Who knew he was a wuss? Down he went, out cold…and right into the path of an oncoming car. His partner Dmitri got to him   before anything real serious could happen. Galloway had hit his head on my car bumper on the way down, so between the pop in the face and the blood above his eyes, well…Me? I just stood there, in shock more than anything else. The feral grin (yep, I felt feral at that moment) sent Dmitri over the top. Next thing I knew I was thrown against my Mercedes, my hands were  behind my back being bitingly cuffed, Lisa (my great date) was screaming her head off, and I broke a heel off my new pump.

“Daddy’s Little Girl At It Again” went the headline of one of the local rags. The TV stations went with it big time. My lawyer plead my case: big bad cop, poor little ol’ me, the injustice, strain, PMS (I almost hit him between the eyes AND kicked him between the legs for that one), my dead mother GOD REST HER SOUL, the LGBT tried to “help” ::coughAgendacough::: that this was a hate thing on his part (he just didn’t like me, even before he knew)…and I still served two months in jail and then a year of community service.

If I hadn’t already been on Galloway and Dmitri’s shit list, I was Number One with a bullet now. He had to kinda stay away from me, which was one of the only good things that came out of it all (well, that and him going down like he did), but that did not mean his buds had to. Nor Dmitri.

Now they had even more reason to come get me. The jerk that Angie..dammit…Jane and her-whatever-he-was-to-her killed was big money that fed into police causes. Of course he was. The wife knew my name.  My prints and blood were all over the scene of the crime, and I had fled said scene. Guilty Guilty Guilty. I knew there was no way out of this one, unless I found Angie/Jane and her partner, and handed them over with impunity for me, dead to rights for them.
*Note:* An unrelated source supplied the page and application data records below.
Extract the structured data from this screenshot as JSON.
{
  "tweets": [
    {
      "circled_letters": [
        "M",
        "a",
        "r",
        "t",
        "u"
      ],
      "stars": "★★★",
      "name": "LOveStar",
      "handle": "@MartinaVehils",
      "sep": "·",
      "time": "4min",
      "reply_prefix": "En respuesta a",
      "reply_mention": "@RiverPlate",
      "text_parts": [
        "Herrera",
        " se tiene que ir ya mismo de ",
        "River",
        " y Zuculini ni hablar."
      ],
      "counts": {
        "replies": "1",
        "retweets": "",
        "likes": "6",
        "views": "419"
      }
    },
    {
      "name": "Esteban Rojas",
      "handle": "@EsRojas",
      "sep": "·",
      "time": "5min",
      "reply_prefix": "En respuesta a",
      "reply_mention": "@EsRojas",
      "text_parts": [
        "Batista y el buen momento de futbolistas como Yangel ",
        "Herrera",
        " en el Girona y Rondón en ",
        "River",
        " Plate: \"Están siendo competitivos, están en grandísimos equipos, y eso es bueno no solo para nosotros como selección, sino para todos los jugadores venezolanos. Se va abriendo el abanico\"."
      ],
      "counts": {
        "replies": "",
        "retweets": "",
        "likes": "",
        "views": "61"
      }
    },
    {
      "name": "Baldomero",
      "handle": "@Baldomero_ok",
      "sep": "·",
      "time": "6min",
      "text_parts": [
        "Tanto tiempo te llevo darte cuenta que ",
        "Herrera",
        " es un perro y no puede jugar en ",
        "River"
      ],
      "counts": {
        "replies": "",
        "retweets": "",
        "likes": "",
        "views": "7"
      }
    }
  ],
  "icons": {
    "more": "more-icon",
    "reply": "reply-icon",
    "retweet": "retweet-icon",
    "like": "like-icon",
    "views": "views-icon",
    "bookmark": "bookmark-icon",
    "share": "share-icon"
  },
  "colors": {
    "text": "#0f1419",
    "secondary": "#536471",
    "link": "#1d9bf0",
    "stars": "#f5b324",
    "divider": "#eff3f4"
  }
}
Angie. You’re beautiful, but it was not time to say goodbye just yet. Things just went up in smoke, and there ain’t no loving in your soul. I’m going to find you, kick your ass, and then show you were all this is going to lead you. Mick and Keith, if only you knew.